• _TASK GOAL_
Which lines of the entries contain the string "kind"? Copy each of them.

*** Opening of THE DATA ***

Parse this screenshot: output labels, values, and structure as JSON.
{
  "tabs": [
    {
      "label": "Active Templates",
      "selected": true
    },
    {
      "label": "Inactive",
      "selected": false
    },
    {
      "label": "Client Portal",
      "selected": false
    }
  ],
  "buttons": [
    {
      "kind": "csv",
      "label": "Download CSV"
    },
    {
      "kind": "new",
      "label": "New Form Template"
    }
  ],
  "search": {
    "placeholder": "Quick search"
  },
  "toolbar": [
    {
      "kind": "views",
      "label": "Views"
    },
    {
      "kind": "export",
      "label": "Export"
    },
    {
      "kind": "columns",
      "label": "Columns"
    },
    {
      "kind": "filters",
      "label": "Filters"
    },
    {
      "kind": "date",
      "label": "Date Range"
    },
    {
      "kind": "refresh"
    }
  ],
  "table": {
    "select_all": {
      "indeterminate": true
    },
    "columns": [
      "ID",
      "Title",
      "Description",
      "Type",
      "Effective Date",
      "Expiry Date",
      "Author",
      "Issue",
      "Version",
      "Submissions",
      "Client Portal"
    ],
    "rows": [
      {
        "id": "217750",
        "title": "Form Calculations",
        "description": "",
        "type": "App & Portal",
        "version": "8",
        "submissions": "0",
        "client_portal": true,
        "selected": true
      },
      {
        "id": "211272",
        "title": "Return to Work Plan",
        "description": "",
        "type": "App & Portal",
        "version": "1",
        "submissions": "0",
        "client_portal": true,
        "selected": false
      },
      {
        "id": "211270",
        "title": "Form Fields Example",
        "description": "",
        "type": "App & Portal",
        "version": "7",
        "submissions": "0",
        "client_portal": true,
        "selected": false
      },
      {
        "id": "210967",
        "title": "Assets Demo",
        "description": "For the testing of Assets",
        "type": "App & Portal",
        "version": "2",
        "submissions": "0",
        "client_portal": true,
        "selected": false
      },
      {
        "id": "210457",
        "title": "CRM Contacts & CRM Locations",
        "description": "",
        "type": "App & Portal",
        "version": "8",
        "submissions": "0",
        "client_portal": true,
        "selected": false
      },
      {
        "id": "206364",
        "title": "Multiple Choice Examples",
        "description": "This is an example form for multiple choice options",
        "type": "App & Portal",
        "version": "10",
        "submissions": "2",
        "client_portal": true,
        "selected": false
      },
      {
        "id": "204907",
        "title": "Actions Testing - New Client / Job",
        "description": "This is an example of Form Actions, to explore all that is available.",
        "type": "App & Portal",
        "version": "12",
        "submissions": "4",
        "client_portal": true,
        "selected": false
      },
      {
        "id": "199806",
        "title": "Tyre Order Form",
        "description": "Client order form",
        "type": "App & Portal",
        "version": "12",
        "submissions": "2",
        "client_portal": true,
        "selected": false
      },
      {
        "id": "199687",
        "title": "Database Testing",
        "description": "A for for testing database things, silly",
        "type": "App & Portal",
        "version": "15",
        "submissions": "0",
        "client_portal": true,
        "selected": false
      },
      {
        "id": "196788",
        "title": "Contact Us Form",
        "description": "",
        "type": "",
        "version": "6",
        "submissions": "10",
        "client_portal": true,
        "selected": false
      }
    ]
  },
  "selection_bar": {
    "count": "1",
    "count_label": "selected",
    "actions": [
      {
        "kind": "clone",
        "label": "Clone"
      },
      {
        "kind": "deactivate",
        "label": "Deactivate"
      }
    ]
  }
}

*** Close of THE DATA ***

• _PROBLEM SOLUTION_
      "kind": "csv",
      "kind": "new",
      "kind": "views",
      "kind": "export",
      "kind": "columns",
      "kind": "filters",
      "kind": "date",
      "kind": "refresh"
        "kind": "clone",
        "kind": "deactivate",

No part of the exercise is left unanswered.